We all know that regular exercise is a healthy habit that pays dividends in more ways than one. It’s a stress reliever, it helps you maintain a healthy physique, and releases endorphins which help to make you happier and more present in other areas of your life. One thing that people tend to forget though, is that exercise can also be a literal lifesaver, especially for those doing the hard work to overcome addiction.
Recovering from addiction takes quite a bit of effort from the addict, and they will need all the help that they can get – therapeutic treatment, medication, support groups, a healthier diet, and so on. A fitness routine can be part of the recovery process, one that comes with incredible benefits. This article will help illuminate the different ways in which exercising can help you cope, and feel better about yourself as you embark upon this difficult journey.
Increasing Energy Levels
One key way in which exercise can help you is that it will work wonders in boosting your energy levels. Depending on the kind of substance abuse you’ve had to deal with in the past, it might have been easier for you to fall into the trap of addiction because you found that the drugs made you more energetic and less shy. That can be a hard feeling to let go of. Exercising will help you make sure that you’re able to keep your energy levels up, especially since the recovery process can leave you feeling exhausted and sleepy. The more energy you have, the more confident and mentally strong you will feel.
It’s no secret that regular exercise provides an excellent avenue for dealing with stress. Experts from https://irecover.ca/ say that trying to recover from addiction is a deeply stressful, complex, and long process for many. However, being able to exercise and keep your body focused on other things is a great way of learning how to deal with the worst that life can throw at you as you try to heal. Since exercise helps to release endorphins to the brain and improve circulation, your stress levels will generally decrease, while you learn how to overcome the urge to relapse. Relapsing happens to the best of people, and it can sometimes be a part of the recovery process. Being able to calm yourself by finding another healthy way to respond to your body’s needs is an excellent way to ensure that you make falling off the wagon a mere possibility, rather than an inevitability.
Insomnia may be a natural part of recovery, especially in the early stages. Sure, on the one hand, you may be feeling sluggish and have energy levels. On the other hand, you may find yourself having a hard time sleeping once the clock points to 11 pm. It’s definitely a challenge, one that needs to be addressed in as healthy a manner as possible. For some people in recovery, they may find that their cravings become worse at night when they have little else to distract them. Exercise is a great way to feel more calm and centered, and have your body tire out naturally so that when it’s time to go to bed, you’re actually able to sleep. It will take a while for the body and mind to return to a more balanced state, and people in recovery have lauded the positive effects of exercise in helping them to address that concern.

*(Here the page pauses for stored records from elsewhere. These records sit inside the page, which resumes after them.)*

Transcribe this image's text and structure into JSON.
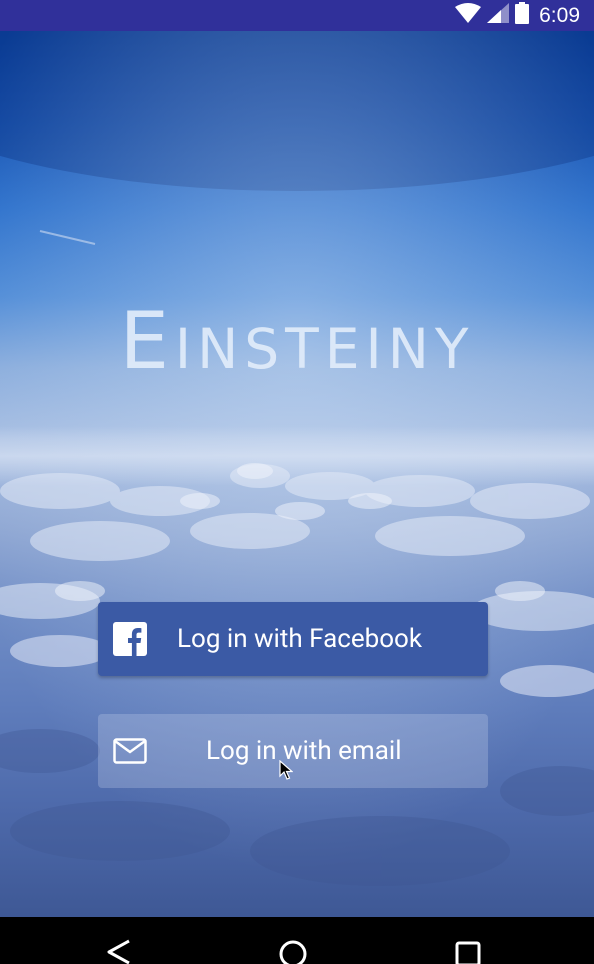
{
  "status_bar": {
    "time": "6:09",
    "icons": [
      "wifi-icon",
      "signal-icon",
      "battery-icon"
    ],
    "background": "#30309a"
  },
  "app": {
    "title": "Einsteiny"
  },
  "login": {
    "facebook_label": "Log in with Facebook",
    "facebook_icon": "facebook-icon",
    "facebook_color": "#3b5aa5",
    "email_label": "Log in with email",
    "email_icon": "mail-icon"
  },
  "nav_bar": {
    "buttons": [
      "back-icon",
      "home-icon",
      "recents-icon"
    ]
  }
}
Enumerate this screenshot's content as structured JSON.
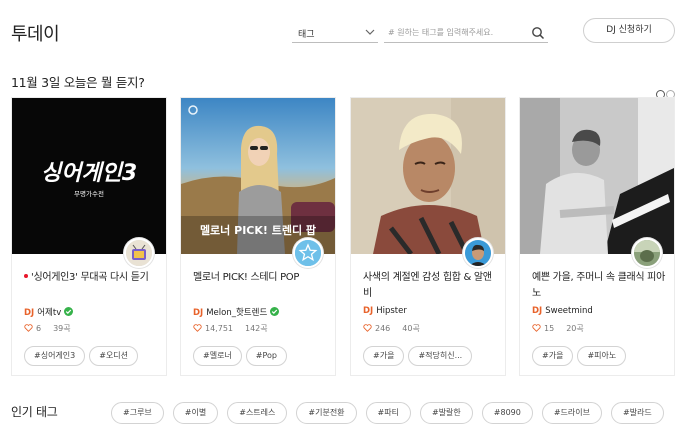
{
  "header": {
    "title": "투데이",
    "tag_select_value": "태그",
    "search_placeholder": "# 원하는 태그를 입력해주세요.",
    "dj_apply_label": "DJ 신청하기"
  },
  "section": {
    "title": "11월 3일 오늘은 뭘 듣지?"
  },
  "cards": [
    {
      "title": "'싱어게인3' 무대곡 다시 듣기",
      "is_new": true,
      "thumb_text_main": "싱어게인3",
      "thumb_text_sub": "무명가수전",
      "dj_prefix": "DJ",
      "dj_name": "어제tv",
      "verified": true,
      "likes": "6",
      "tracks": "39곡",
      "tags": [
        "#싱어게인3",
        "#오디션"
      ]
    },
    {
      "title": "멜로너 PICK! 스테디 POP",
      "is_new": false,
      "thumb_overlay": "멜로너 PICK! 트렌디 팝",
      "dj_prefix": "DJ",
      "dj_name": "Melon_핫트렌드",
      "verified": true,
      "likes": "14,751",
      "tracks": "142곡",
      "tags": [
        "#멜로너",
        "#Pop"
      ]
    },
    {
      "title": "사색의 계절엔 감성 힙합 & 알앤비",
      "is_new": false,
      "dj_prefix": "DJ",
      "dj_name": "Hipster",
      "verified": false,
      "likes": "246",
      "tracks": "40곡",
      "tags": [
        "#가을",
        "#적당히신..."
      ]
    },
    {
      "title": "예쁜 가을, 주머니 속 클래식 피아노",
      "is_new": false,
      "dj_prefix": "DJ",
      "dj_name": "Sweetmind",
      "verified": false,
      "likes": "15",
      "tracks": "20곡",
      "tags": [
        "#가을",
        "#피아노"
      ]
    }
  ],
  "popular": {
    "title": "인기 태그",
    "tags": [
      "#그루브",
      "#이별",
      "#스트레스",
      "#기분전환",
      "#파티",
      "#발랄한",
      "#8090",
      "#드라이브",
      "#발라드"
    ]
  },
  "colors": {
    "accent_dj": "#e8622a",
    "verified_green": "#36b24a",
    "new_dot_red": "#e8162b",
    "star_badge_blue": "#6ec0e9"
  }
}
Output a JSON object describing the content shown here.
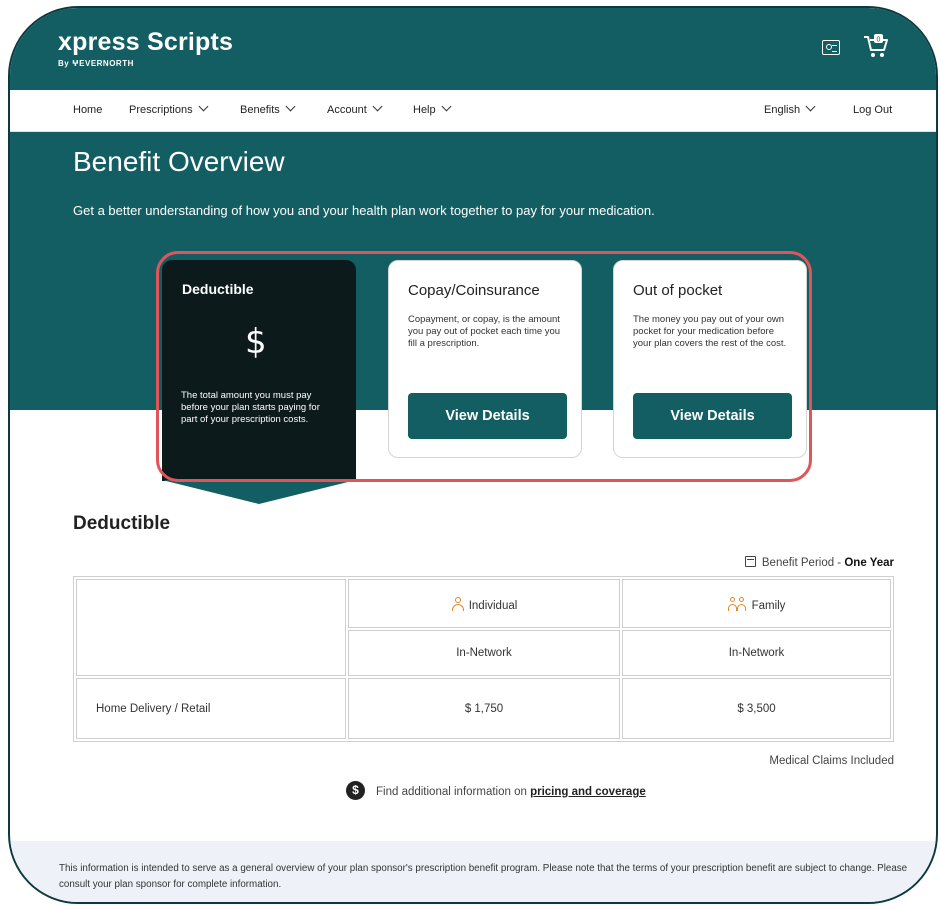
{
  "header": {
    "logo_name": "xpress Scripts",
    "logo_sub": "By ⵖEVERNORTH",
    "id_card_icon": "id-card-icon",
    "cart_icon": "cart-icon",
    "cart_count": "0"
  },
  "nav": {
    "home": "Home",
    "prescriptions": "Prescriptions",
    "benefits": "Benefits",
    "account": "Account",
    "help": "Help",
    "language": "English",
    "logout": "Log Out"
  },
  "hero": {
    "title": "Benefit Overview",
    "lead": "Get a better understanding of how you and your health plan work together to pay for your medication."
  },
  "cards": [
    {
      "title": "Deductible",
      "symbol": "$",
      "description": "The total amount you must pay before your plan starts paying for part of your prescription costs."
    },
    {
      "title": "Copay/Coinsurance",
      "description": "Copayment, or copay, is the amount you pay out of pocket each time you fill a prescription.",
      "button": "View Details"
    },
    {
      "title": "Out of pocket",
      "description": "The money you pay out of your own pocket for your medication before your plan covers the rest of the cost.",
      "button": "View Details"
    }
  ],
  "deductible": {
    "title": "Deductible",
    "period_label": "Benefit Period - ",
    "period_value": "One Year",
    "columns": [
      "Individual",
      "Family"
    ],
    "network_label": "In-Network",
    "rows": [
      {
        "label": "Home Delivery / Retail",
        "individual": "$ 1,750",
        "family": "$ 3,500"
      }
    ],
    "claims_note": "Medical Claims Included",
    "additional_text": "Find additional information on ",
    "additional_link": "pricing and coverage"
  },
  "disclaimer": "This information is intended to serve as a general overview of your plan sponsor's prescription benefit program. Please note that the terms of your prescription benefit are subject to change. Please consult your plan sponsor for complete information.",
  "colors": {
    "brand_teal": "#135e62",
    "active_card": "#0c1a1b",
    "highlight_outline": "#e0555c",
    "icon_orange": "#e08a2c"
  }
}
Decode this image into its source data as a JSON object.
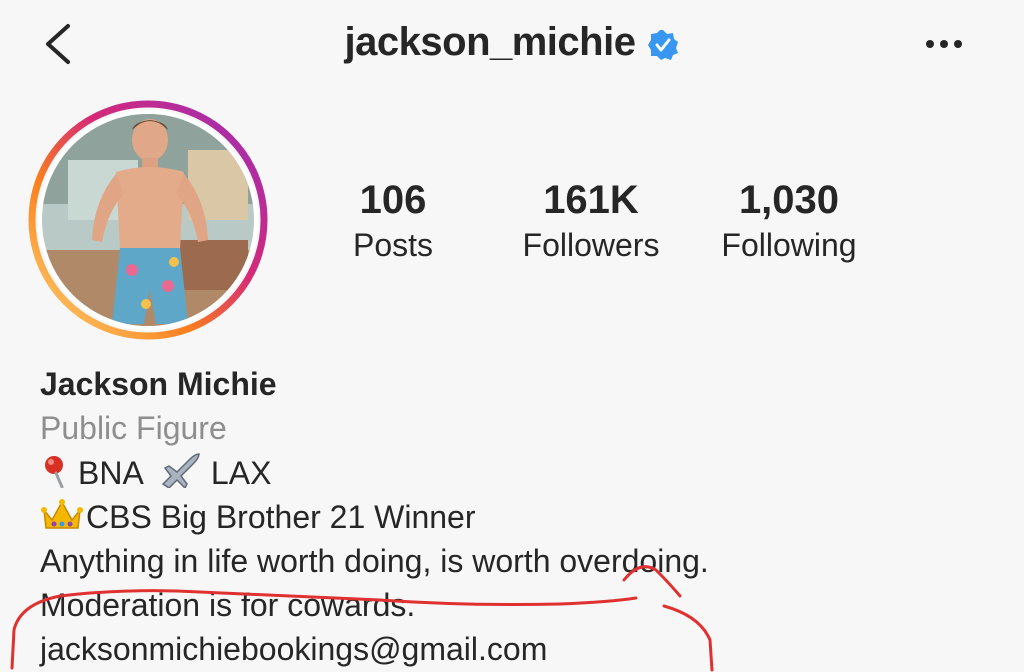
{
  "header": {
    "username": "jackson_michie",
    "verified": true,
    "back_icon": "chevron-left-icon",
    "more_icon": "more-horizontal-icon"
  },
  "profile": {
    "avatar_icon": "profile-photo",
    "stats": [
      {
        "value": "106",
        "label": "Posts"
      },
      {
        "value": "161K",
        "label": "Followers"
      },
      {
        "value": "1,030",
        "label": "Following"
      }
    ]
  },
  "bio": {
    "name": "Jackson Michie",
    "category": "Public Figure",
    "location_from": "BNA",
    "location_to": "LAX",
    "title_line": "CBS Big Brother 21 Winner",
    "quote_line1": "Anything in life worth doing, is worth overdoing.",
    "quote_line2": "Moderation is for cowards.",
    "email": "jacksonmichiebookings@gmail.com"
  },
  "colors": {
    "verified_blue": "#3897f0",
    "annotation_red": "#e03131",
    "secondary_text": "#8e8e8e"
  }
}
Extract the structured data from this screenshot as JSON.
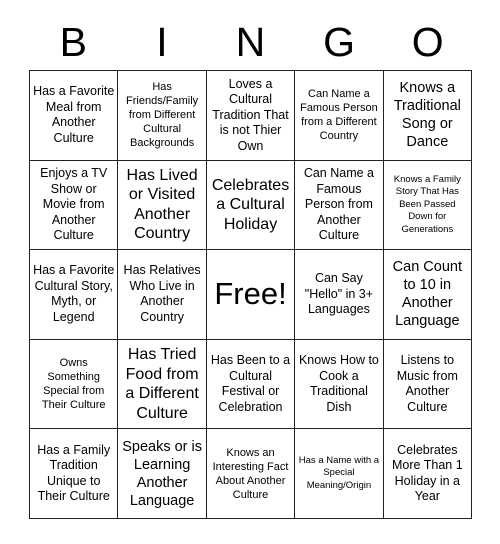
{
  "card": {
    "header_letters": [
      "B",
      "I",
      "N",
      "G",
      "O"
    ],
    "rows": [
      [
        {
          "text": "Has a Favorite Meal from Another Culture",
          "size": "m"
        },
        {
          "text": "Has Friends/Family from Different Cultural Backgrounds",
          "size": "s"
        },
        {
          "text": "Loves a Cultural Tradition That is not Thier Own",
          "size": "m"
        },
        {
          "text": "Can Name a Famous Person from a Different Country",
          "size": "s"
        },
        {
          "text": "Knows a Traditional Song or Dance",
          "size": "l"
        }
      ],
      [
        {
          "text": "Enjoys a TV Show or Movie from Another Culture",
          "size": "m"
        },
        {
          "text": "Has Lived or Visited Another Country",
          "size": "xl"
        },
        {
          "text": "Celebrates a Cultural Holiday",
          "size": "xl"
        },
        {
          "text": "Can Name a Famous Person from Another Culture",
          "size": "m"
        },
        {
          "text": "Knows a Family Story That Has Been Passed Down for Generations",
          "size": "xs"
        }
      ],
      [
        {
          "text": "Has a Favorite Cultural Story, Myth, or Legend",
          "size": "m"
        },
        {
          "text": "Has Relatives Who Live in Another Country",
          "size": "m"
        },
        {
          "text": "Free!",
          "size": "free"
        },
        {
          "text": "Can Say \"Hello\" in 3+ Languages",
          "size": "m"
        },
        {
          "text": "Can Count to 10 in Another Language",
          "size": "l"
        }
      ],
      [
        {
          "text": "Owns Something Special from Their Culture",
          "size": "s"
        },
        {
          "text": "Has Tried Food from a Different Culture",
          "size": "xl"
        },
        {
          "text": "Has Been to a Cultural Festival or Celebration",
          "size": "m"
        },
        {
          "text": "Knows How to Cook a Traditional Dish",
          "size": "m"
        },
        {
          "text": "Listens to Music from Another Culture",
          "size": "m"
        }
      ],
      [
        {
          "text": "Has a Family Tradition Unique to Their Culture",
          "size": "m"
        },
        {
          "text": "Speaks or is Learning Another Language",
          "size": "l"
        },
        {
          "text": "Knows an Interesting Fact About Another Culture",
          "size": "s"
        },
        {
          "text": "Has a Name with a Special Meaning/Origin",
          "size": "xs"
        },
        {
          "text": "Celebrates More Than 1 Holiday in a Year",
          "size": "m"
        }
      ]
    ]
  }
}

Strong Immune System
Struggling with addiction for long periods of time can do a number on your immune system. It takes some time to get your body back on track, and exercise can help tremendously in undoing any damage. Regular exercise can help protect you from serious conditions, in the long run, especially things like heart disease, diabetes, cancer, and other chronic ailments. If you’re looking to become stronger in body, mind, and spirit, then following a fitness routine can help you a great deal.
Prevent a Relapse
There are many reasons why you should try to incorporate exercise into your daily routine as you recover from addiction, but none more important than the assistance it renders in preventing a relapse. Regular movement can help increase your chances of achieving total sobriety, especially when addressing the issues above in terms of managing stress and depression. Exercise, in combination with other therapeutic elements of a recovery program, can help stave off many of the worst parts of addiction.
There is plenty of scientific evidence supporting the fact that exercise can help make the road to sobriety a lot less painful. Overcoming addiction still requires a great deal from the affected individual, and it’s not always easy to meet everything expected of you. However, a fitness routine can help tremendously in alleviating some of the stress that surrounds the process, and make your goals easier to achieve.